By Barbara Kaplan
Even though our visual sense can be dominant, we must not neglect the other key senses we possess when decorating our homes. Generally, we look to see what is visually pleasing, but we often forget our other senses and ignore their satisfaction – and sometimes our own well-being. For instance, what do we like to hear around us? Do we like the sound of birds singing? Or do we prefer the news playing on the TV in the background? What do we like to smell? Is it dinner cooking or the fragrance of flowers in a vase? What do we like to taste? Maybe it’s the first flavor of the day: juice or perhaps coffee with our favorite creamer. And what is our favorite thing to touch? Is it the fabric on our favorite chair or the soft skin of a child’s cheek?

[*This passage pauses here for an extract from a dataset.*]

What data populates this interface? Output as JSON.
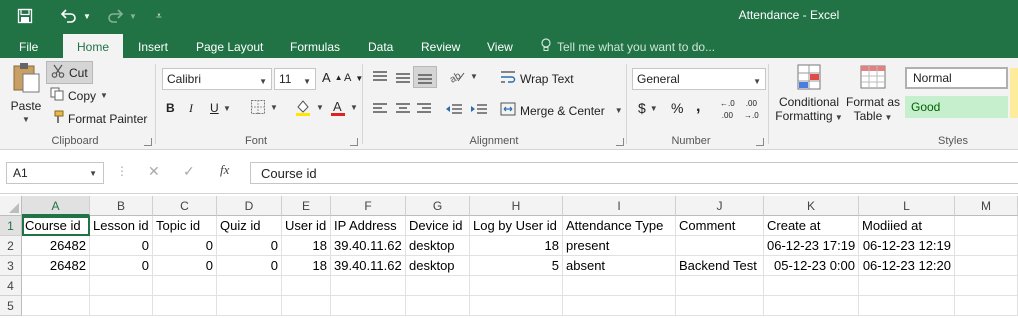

Our senses help us express who we are, and they can both consciously and unconsciously show up in our behavior and choices. Our environment is full of stimuli which call upon our senses to react. We call upon familiar sights, sounds, smells, textures, and tastes so that we are comfortable. We also look to the unfamiliar to provide a sense of adventure or stimulation and to arouse our interest. When we are unaware of what’s stimulating us, we may be pulled in a negative direction and struggle to make sense of our world. We may become sad, angry, or lose our patience. When we’re stimulated by something pleasant, like touching the fur of our favorite pet or tasting a delicious piece of homemade apple pie, we may suddenly feel happy, creative, or have a burst of energy. Our environment and everything that surrounds us invokes a response that impacts our mood, viewpoints, and the choices we make.
When choosing textiles or patterns to stimulate us positively, consider a color palette from nature or letting the outdoors inspire you through various textures and materials that allow you to connect with the earth around you. Work to maximize the natural light in your space through the addition of large mirrors or lighter paint colors.
Lighting is key to creating the mood and feeling of each space in your home, and it can even evoke different emotions. Shadows created by low-level, warm-hued lighting add interest and ambience, making us feel cozy and calm, while daylight-hued bulbs provide full-spectrum lighting that makes us feel energetic and mentally alert.
Touch is the first sense developed after we are born and is associated with caring and love. It is equated to intimacy in our environment and helps to give us stability. When we consider touch and the feeling of fabrics, the amount of padding in a chair, or the way it surrounds our body, we must remember that our entire body is a receptor. Choosing the right textiles and furniture shapes and styles that provide us feelings of comfort and satisfaction, relaxation, or safety can be extremely unique to us as individuals.
It is important for us to be aware of our senses and how our surroundings affect us, as they can either work for or against us in our everyday lives, and even in our healing process. When we become conscious of the world around us and how every part of our surroundings makes us feel, only then can we be fully-conscious advocates for our own health and wellness.